SALT LAKE CITY -- A federal appeals court has rejected a lawsuit filed by reality TV polygamist Kody Brown and his four wives, declaring that the family did not actually face a threat of prosecution from Utah authorities.
In a ruling handed down Monday, the 10th U.S. Circuit Court of Appeals in Denver sent the case back to a lower court, essentially dismissing it. The effect means that, for now, polygamy once again is a felony in Utah.
The Brown family's lawyer said in a statement that they were considering their options -- including an appeal to the U.S. Supreme Court.
"The Brown family is obviously disappointed in the ruling but remains committed to this fight for the protections of religion, speech, and privacy in Utah. They respect the panel’s consideration of the appeal and the review process afforded their case," Jonathan Turley wrote.
"We respectfully disagree with the decision, which in our view departs from prior rulings on standing and mootness. We have the option of seeking the review of the entire Tenth Circuit or filing directly with the Supreme Court. We will be exploring those options in the coming days. However, it is our intention to appeal the decision of the panel."
Governor Gary Herbert indicated on Monday he was pleased with the appeals court decision.
"I'm a big believer in rule of law," he said when informed of the decision by FOX 13. "I'm a big believer in state rights, and I think when it comes to marriage, for example, it is a state right."
Kody Brown and his wives, Meri, Christine, Janelle and Robyn filed a lawsuit against the state challenging its historic ban on polygamy (Utah abandoned the practice of plural marriage as a condition of statehood). They argued that it violated their right to privacy and freedom of religion. The family found itself under investigation in 2011 by Lehi police when they began appearing on their TLC reality-TV show "Sister Wives." In 2012, the Utah County Attorney claimed he would not prosecute the Browns for polygamy alone -- unless there was evidence of other crimes like abuse or fraud.
In 2014, a federal judge sided with the Browns and overturned part of the state's ban on polygamy. It was no longer illegal to "cohabitate" with multiple people, but it remained illegal to seek multiple marriage licenses. (Ironically, the ruling came a week before another federal judge in Utah struck down the state's ban on same-sex marriage.)
The state appealed.
The 10th U.S. Circuit Court of Appeals dismissed the Brown family's lawsuit, ruling they "do not face a credible threat of prosecution." They cite the Utah County Attorney's repeated declarations that he would not prosecute polygamy alone, unless it was in concert with other crimes.
"He declared under penalty of perjury that the Browns will not be prosecuted absent evidence of a collateral crime. And the dearth of prior UCAO prosecutions under the Statute—at least for bare violations unconnected to collateral crimes—indicates his position is not mere posturing," the court wrote.

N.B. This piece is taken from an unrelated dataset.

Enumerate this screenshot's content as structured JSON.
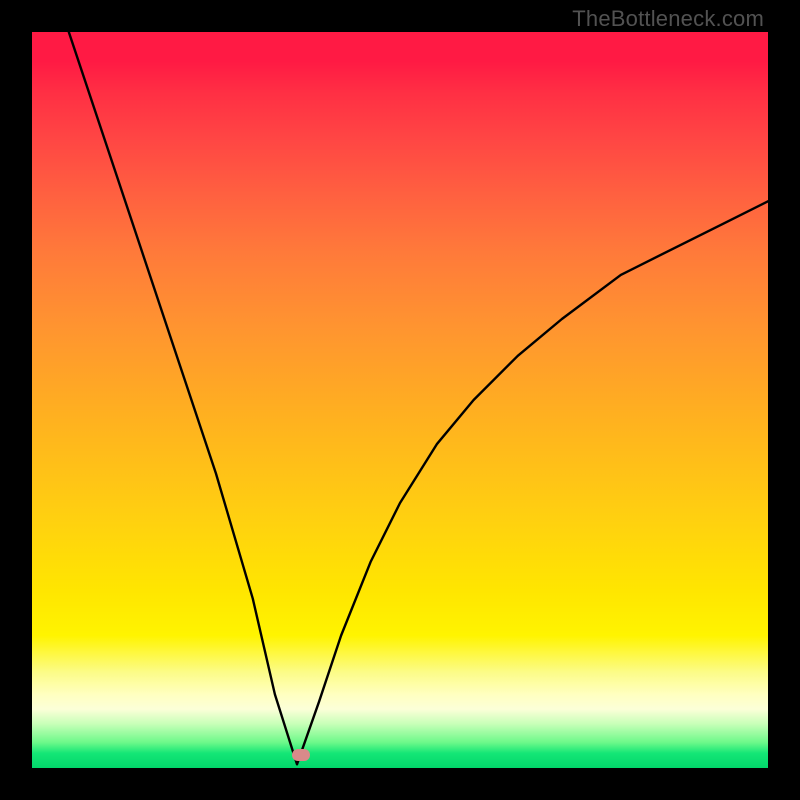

Members of Utah's polygamous communities were not happy with the ruling, but vowed to no longer live in the shadows. Earlier this year, plural families staged a large-scale rally at the Utah State Capitol against anti-bigamy legislation.
"The merits of the case were not ruled upon because the merits are irrefutable. We will be silent no more," wrote Joe Darger in a Facebook post.
The Utah Attorney General's Office insisted that its policy would remain that it would not prosecute polygamy alone, but in concert with other crimes like child-bride marriages or fraud. Parker Douglas, the federal solicitor for the state, said in an interview with FOX 13 on Monday that they had no plans to begin prosecuting polygamists.
"We have to have reports. We have to have investigations and we don't comment on whether are investigations," he said. "We haven't received a report as far as I know."
The case has been sent back to the federal court in Salt Lake City where it is expected to be dismissed, unless the Browns appeal.
Read the ruling by the 10th U.S. Circuit Court of Appeals here: